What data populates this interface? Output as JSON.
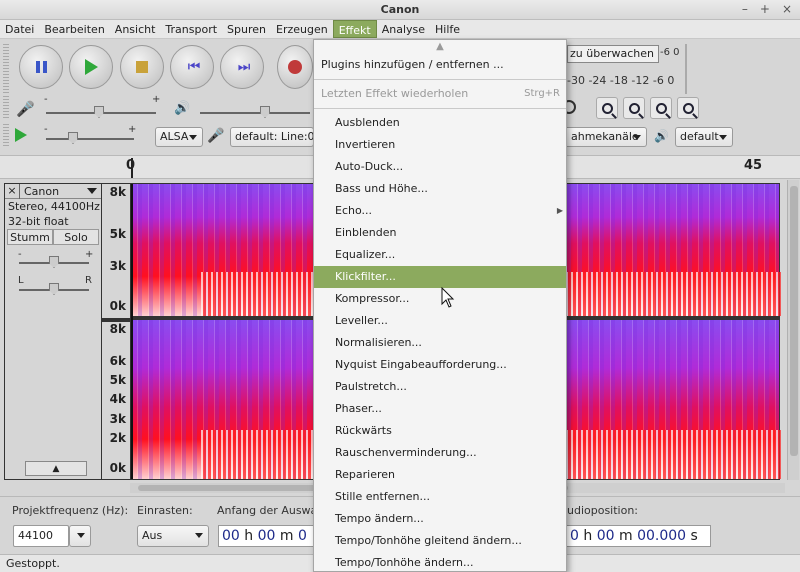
{
  "window": {
    "title": "Canon",
    "buttons": [
      "–",
      "+",
      "×"
    ]
  },
  "menubar": [
    "Datei",
    "Bearbeiten",
    "Ansicht",
    "Transport",
    "Spuren",
    "Erzeugen",
    "Effekt",
    "Analyse",
    "Hilfe"
  ],
  "toolbar": {
    "meter_text": "zu überwachen",
    "meter_scale_top": "-6   0",
    "meter_scale_bottom": "-30 -24 -18 -12 -6   0",
    "host_label": "ALSA",
    "recording_device": "default: Line:0",
    "channels_label": "ahmekanäle",
    "playback_device": "default",
    "rec_slider_minus": "-",
    "rec_slider_plus": "+"
  },
  "timeline": {
    "label_0": "0",
    "label_45": "45"
  },
  "track": {
    "name": "Canon",
    "info1": "Stereo, 44100Hz",
    "info2": "32-bit float",
    "mute_label": "Stumm",
    "solo_label": "Solo",
    "gain_minus": "-",
    "gain_plus": "+",
    "pan_left": "L",
    "pan_right": "R",
    "axis_top": [
      "8k",
      "5k",
      "3k",
      "0k"
    ],
    "axis_bottom": [
      "8k",
      "6k",
      "5k",
      "4k",
      "3k",
      "2k",
      "0k"
    ]
  },
  "selectionbar": {
    "project_rate_label": "Projektfrequenz (Hz):",
    "project_rate_value": "44100",
    "snap_label": "Einrasten:",
    "snap_value": "Aus",
    "selection_start_label": "Anfang der Auswah",
    "start_time": [
      "00",
      "h",
      "00",
      "m",
      "0"
    ],
    "audio_position_label": "udioposition:",
    "position_time": [
      "0",
      "h",
      "00",
      "m",
      "00.000",
      "s"
    ]
  },
  "status": "Gestoppt.",
  "effect_menu": {
    "scroll_indicator": "▲",
    "items_top": [
      {
        "label": "Plugins hinzufügen / entfernen ...",
        "enabled": true
      }
    ],
    "repeat_item": {
      "label": "Letzten Effekt wiederholen",
      "shortcut": "Strg+R"
    },
    "items": [
      {
        "label": "Ausblenden"
      },
      {
        "label": "Invertieren"
      },
      {
        "label": "Auto-Duck..."
      },
      {
        "label": "Bass und Höhe..."
      },
      {
        "label": "Echo...",
        "submenu": true
      },
      {
        "label": "Einblenden"
      },
      {
        "label": "Equalizer..."
      },
      {
        "label": "Klickfilter...",
        "highlighted": true
      },
      {
        "label": "Kompressor..."
      },
      {
        "label": "Leveller..."
      },
      {
        "label": "Normalisieren..."
      },
      {
        "label": "Nyquist Eingabeaufforderung..."
      },
      {
        "label": "Paulstretch..."
      },
      {
        "label": "Phaser..."
      },
      {
        "label": "Rückwärts"
      },
      {
        "label": "Rauschenverminderung..."
      },
      {
        "label": "Reparieren"
      },
      {
        "label": "Stille entfernen..."
      },
      {
        "label": "Tempo ändern..."
      },
      {
        "label": "Tempo/Tonhöhe gleitend ändern..."
      },
      {
        "label": "Tempo/Tonhöhe ändern..."
      }
    ]
  },
  "colors": {
    "accent": "#8caa5e",
    "spectrogram_base": "#c7107a",
    "spectrogram_hot": "#ff1020",
    "spectrogram_cool": "#8a4cf0"
  }
}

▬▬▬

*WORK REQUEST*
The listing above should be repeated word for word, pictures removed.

*RESPONSE TO THE EXERCISE*
What data populates this interface? Output as JSON.
{
  "window": {
    "title": "Canon",
    "buttons": [
      "–",
      "+",
      "×"
    ]
  },
  "menubar": [
    "Datei",
    "Bearbeiten",
    "Ansicht",
    "Transport",
    "Spuren",
    "Erzeugen",
    "Effekt",
    "Analyse",
    "Hilfe"
  ],
  "toolbar": {
    "meter_text": "zu überwachen",
    "meter_scale_top": "-6   0",
    "meter_scale_bottom": "-30 -24 -18 -12 -6   0",
    "host_label": "ALSA",
    "recording_device": "default: Line:0",
    "channels_label": "ahmekanäle",
    "playback_device": "default",
    "rec_slider_minus": "-",
    "rec_slider_plus": "+"
  },
  "timeline": {
    "label_0": "0",
    "label_45": "45"
  },
  "track": {
    "name": "Canon",
    "info1": "Stereo, 44100Hz",
    "info2": "32-bit float",
    "mute_label": "Stumm",
    "solo_label": "Solo",
    "gain_minus": "-",
    "gain_plus": "+",
    "pan_left": "L",
    "pan_right": "R",
    "axis_top": [
      "8k",
      "5k",
      "3k",
      "0k"
    ],
    "axis_bottom": [
      "8k",
      "6k",
      "5k",
      "4k",
      "3k",
      "2k",
      "0k"
    ]
  },
  "selectionbar": {
    "project_rate_label": "Projektfrequenz (Hz):",
    "project_rate_value": "44100",
    "snap_label": "Einrasten:",
    "snap_value": "Aus",
    "selection_start_label": "Anfang der Auswah",
    "start_time": [
      "00",
      "h",
      "00",
      "m",
      "0"
    ],
    "audio_position_label": "udioposition:",
    "position_time": [
      "0",
      "h",
      "00",
      "m",
      "00.000",
      "s"
    ]
  },
  "status": "Gestoppt.",
  "effect_menu": {
    "scroll_indicator": "▲",
    "items_top": [
      {
        "label": "Plugins hinzufügen / entfernen ...",
        "enabled": true
      }
    ],
    "repeat_item": {
      "label": "Letzten Effekt wiederholen",
      "shortcut": "Strg+R"
    },
    "items": [
      {
        "label": "Ausblenden"
      },
      {
        "label": "Invertieren"
      },
      {
        "label": "Auto-Duck..."
      },
      {
        "label": "Bass und Höhe..."
      },
      {
        "label": "Echo...",
        "submenu": true
      },
      {
        "label": "Einblenden"
      },
      {
        "label": "Equalizer..."
      },
      {
        "label": "Klickfilter...",
        "highlighted": true
      },
      {
        "label": "Kompressor..."
      },
      {
        "label": "Leveller..."
      },
      {
        "label": "Normalisieren..."
      },
      {
        "label": "Nyquist Eingabeaufforderung..."
      },
      {
        "label": "Paulstretch..."
      },
      {
        "label": "Phaser..."
      },
      {
        "label": "Rückwärts"
      },
      {
        "label": "Rauschenverminderung..."
      },
      {
        "label": "Reparieren"
      },
      {
        "label": "Stille entfernen..."
      },
      {
        "label": "Tempo ändern..."
      },
      {
        "label": "Tempo/Tonhöhe gleitend ändern..."
      },
      {
        "label": "Tempo/Tonhöhe ändern..."
      }
    ]
  },
  "colors": {
    "accent": "#8caa5e",
    "spectrogram_base": "#c7107a",
    "spectrogram_hot": "#ff1020",
    "spectrogram_cool": "#8a4cf0"
  }
}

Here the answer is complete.